Ghost was made by the British artist Mark Wallinger in London in 2001. Wallinger originally planned to make an oil painting of a white unicorn, the preparation for which involved him creating negative reproductions of Stubbs’s Whistlejacket. Wallinger has explained how these reproductions led him to rethink his original idea for Ghost: ‘The results looked like an X-ray, rather than a negative. And that, of course, brings up the notions of X-raying paintings, the secret life of paintings beyond the surface. So, in that instantaneous way, I had something that was a lot more interesting than anything I could labour away at’ (quoted in Herbert 2011, p.139). Wallinger used Photoshop to add a horn to the horse’s head that is based on the tusk of a type of whale called a narwhal.
As well as referencing the spectral appearance of the horse, the title Ghost may allude to the way in which Stubbs’s original painting haunts Wallinger’s digitally manipulated reproduction. Furthermore, Wallinger engages with the nature of artistic authenticity by appropriating Stubbs’s painting and making alterations to it that raise associations with a mythical creature. The allusion to a unicorn may also suggest that digital technologies hold magical possibilities. In 2001 the critic and curator Ralph Rugoff stated that Wallinger uses the animal in Ghost as a means of reflecting on questions of realism and idealism in painting:
By transforming the horse into a unicorn, Wallinger wryly calls our attention to the ethos of fantasy underlying Stubbs’s realism. The vision of the riderless, rearing thoroughbred as a sovereign creature, an avatar of unbridled virility is, of course, an absurdity; such horses are nothing more than glorified beasts of burden, genetically bred for a dangerous sport and traded on a speculative market.
(Ralph Rugoff, ‘Jesus is an Oxymoron’, in British Pavilion, Venice Biennale 2001, p.11.)
In the videos, sculptures, paintings, performances and installations that Wallinger has made throughout his career, he has frequently referenced well-known British artworks, with a particular emphasis on those that have shaped notions of British national identity. His mixed media wall piece Where There’s Muck 1985 (Tate T12798), for instance, makes use of a fragmented reproduction of a painting by the British painter Thomas Gainsborough (1727–1788), and Stubbs is again referenced by Wallinger in the Common Grain series of works (completed between 1984 and 1985), which features paintings by Stubbs reproduced on plywood with slogans spray-painted over parts of them.
Ghost was first exhibited in 2001 as part of Wallinger’s exhibition at the British Pavilion at the 49th Venice Biennale – an appropriate context for a work that focuses on a specific element of British culture, namely horses and horseracing. Wallinger made several works during the 1990s and early 2000s that reflect his fascination with British horseracing traditions and their place within British art. For instance, Race, Class, Sex 1992 (Saatchi Collection, London; reproduced in Herbert 2011, pp.66–7) is a four-part oil painting depicting life-sized stallions based on horses in Stubbs’s work, while the video installation Royal Ascot 1994 (Tate T12810) features four monitors positioned on flight cases that show footage of members of the British royal family at the famous race meeting referred to in the title.

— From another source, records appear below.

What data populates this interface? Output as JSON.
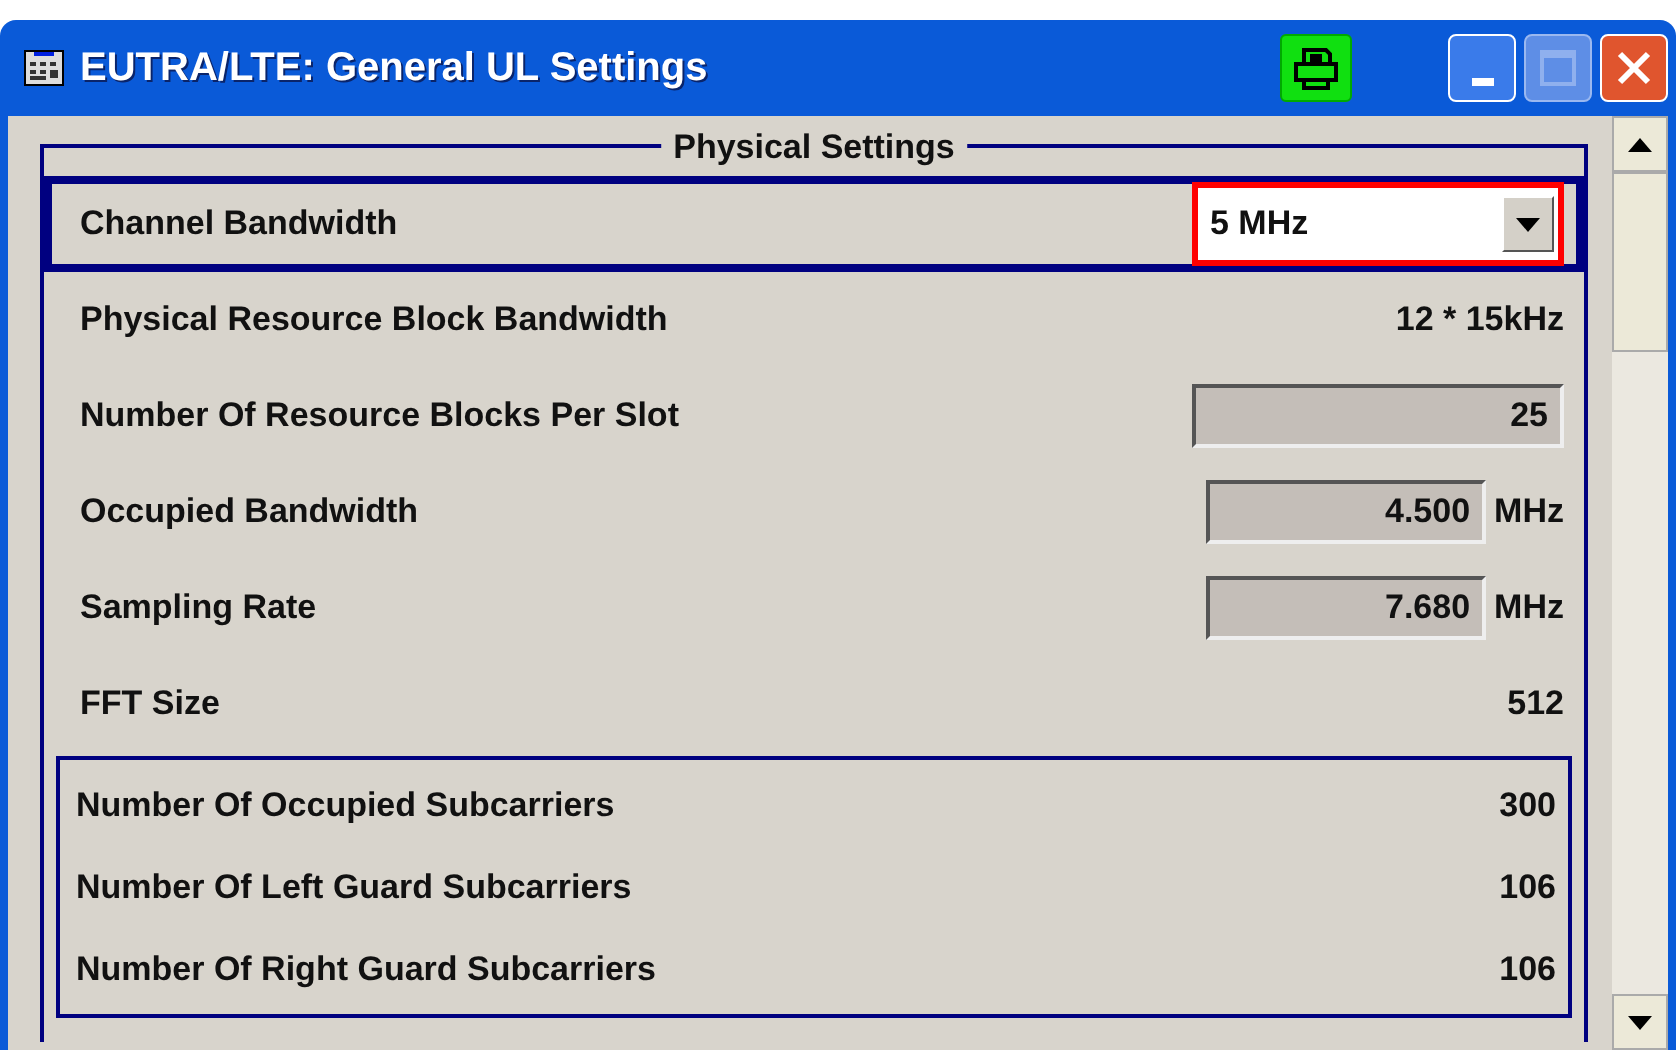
{
  "window": {
    "title": "EUTRA/LTE: General UL Settings"
  },
  "group": {
    "title": "Physical Settings",
    "rows": [
      {
        "kind": "dropdown",
        "label": "Channel Bandwidth",
        "value": "5 MHz",
        "selected": true
      },
      {
        "kind": "text",
        "label": "Physical Resource Block Bandwidth",
        "value": "12 * 15kHz",
        "selected": false
      },
      {
        "kind": "field",
        "label": "Number Of Resource Blocks Per Slot",
        "value": "25",
        "selected": false
      },
      {
        "kind": "field",
        "label": "Occupied Bandwidth",
        "value": "4.500",
        "unit": "MHz",
        "selected": false
      },
      {
        "kind": "field",
        "label": "Sampling Rate",
        "value": "7.680",
        "unit": "MHz",
        "selected": false
      },
      {
        "kind": "text",
        "label": "FFT Size",
        "value": "512",
        "selected": false
      }
    ],
    "subcarriers": [
      {
        "label": "Number Of Occupied Subcarriers",
        "value": "300"
      },
      {
        "label": "Number Of Left Guard Subcarriers",
        "value": "106"
      },
      {
        "label": "Number Of Right Guard Subcarriers",
        "value": "106"
      }
    ]
  }
}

Mark Wallinger, exhibition catalogue, British Pavilion, Venice Biennale, Venice 2001, pp.10–11, reproduced no.5, unpaginated.
Tom Lubbock, ‘Wallinger, Mark: Ghost (2001)’, Independent, 7 December 2007, http://www.independent.co.uk/arts-entertainment/art/great-works/wallinger-mark--ghost-2001-763417.html, accessed 18 September 2014.
Martin Herbert, Mark Wallinger, London 2011, pp.138–9, reproduced p.138.
Supported by Christie’s.